■ **TO DO**: Within the records, find every line that includes the word "Студия" and copy it.

■ **MATERIAL PROVIDED**:

====

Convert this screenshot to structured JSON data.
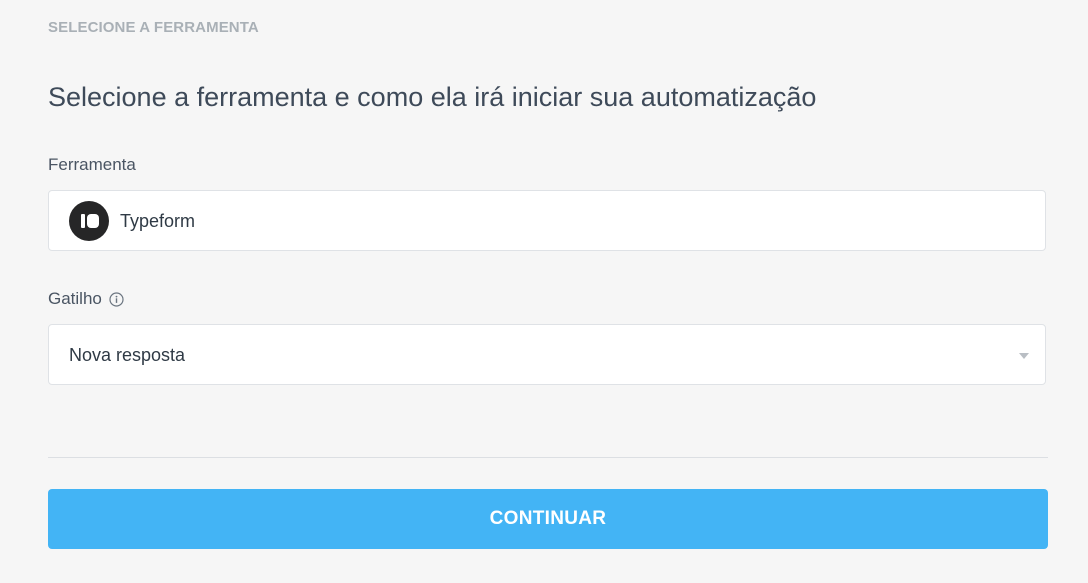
{
  "header": {
    "section_label": "SELECIONE A FERRAMENTA",
    "title": "Selecione a ferramenta e como ela irá iniciar sua automatização"
  },
  "tool": {
    "label": "Ferramenta",
    "value": "Typeform",
    "icon": "typeform-logo-icon"
  },
  "trigger": {
    "label": "Gatilho",
    "info_icon": "info-icon",
    "value": "Nova resposta"
  },
  "actions": {
    "continue_label": "CONTINUAR"
  },
  "colors": {
    "accent": "#43b4f5",
    "background": "#f6f6f6",
    "title_text": "#3e4a59",
    "muted_label": "#a9b0b6"
  }
}
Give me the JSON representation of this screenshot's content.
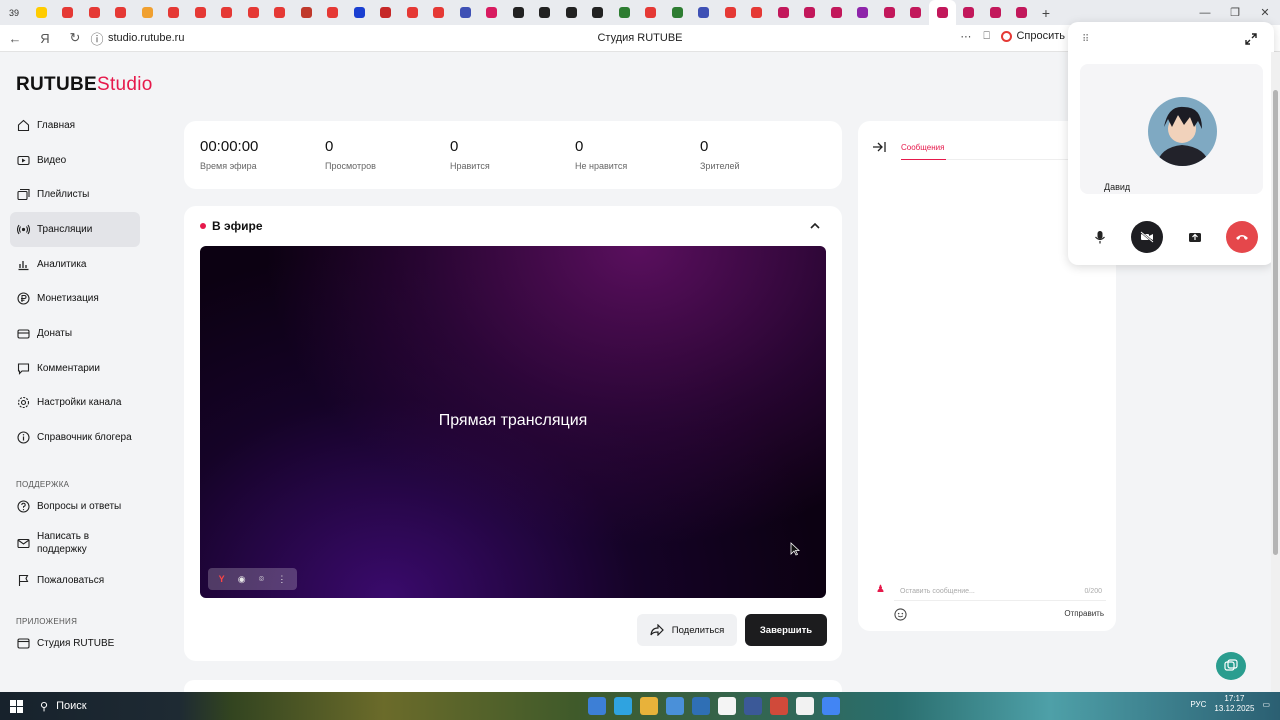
{
  "browser": {
    "tab_count": "39",
    "url": "studio.rutube.ru",
    "title": "Студия RUTUBE",
    "ask_label": "Спросить"
  },
  "logo": {
    "brand": "RUTUBE",
    "product": "Studio"
  },
  "sidebar": {
    "items": [
      {
        "label": "Главная",
        "icon": "home-icon"
      },
      {
        "label": "Видео",
        "icon": "video-icon"
      },
      {
        "label": "Плейлисты",
        "icon": "playlist-icon"
      },
      {
        "label": "Трансляции",
        "icon": "broadcast-icon",
        "active": true
      },
      {
        "label": "Аналитика",
        "icon": "analytics-icon"
      },
      {
        "label": "Монетизация",
        "icon": "ruble-icon"
      },
      {
        "label": "Донаты",
        "icon": "donation-icon"
      },
      {
        "label": "Комментарии",
        "icon": "comment-icon"
      },
      {
        "label": "Настройки канала",
        "icon": "gear-icon"
      },
      {
        "label": "Справочник блогера",
        "icon": "info-icon"
      }
    ],
    "support_title": "ПОДДЕРЖКА",
    "support_items": [
      {
        "label": "Вопросы и ответы",
        "icon": "question-icon"
      },
      {
        "label": "Написать в поддержку",
        "icon": "mail-icon"
      },
      {
        "label": "Пожаловаться",
        "icon": "flag-icon"
      }
    ],
    "apps_title": "ПРИЛОЖЕНИЯ",
    "apps_items": [
      {
        "label": "Студия RUTUBE",
        "icon": "app-icon"
      }
    ]
  },
  "stats": [
    {
      "value": "00:00:00",
      "label": "Время эфира"
    },
    {
      "value": "0",
      "label": "Просмотров"
    },
    {
      "value": "0",
      "label": "Нравится"
    },
    {
      "value": "0",
      "label": "Не нравится"
    },
    {
      "value": "0",
      "label": "Зрителей"
    }
  ],
  "live": {
    "status": "В эфире",
    "player_text": "Прямая трансляция",
    "share_label": "Поделиться",
    "end_label": "Завершить"
  },
  "chat": {
    "tab_messages": "Сообщения",
    "input_placeholder": "Оставить сообщение...",
    "char_count": "0/200",
    "send_label": "Отправить"
  },
  "call": {
    "caller_name": "Давид"
  },
  "taskbar": {
    "search_label": "Поиск",
    "lang": "РУС",
    "time": "17:17",
    "date": "13.12.2025"
  }
}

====

■ **RESULT BELOW**:
    "title": "Студия RUTUBE",
        "label": "Студия RUTUBE",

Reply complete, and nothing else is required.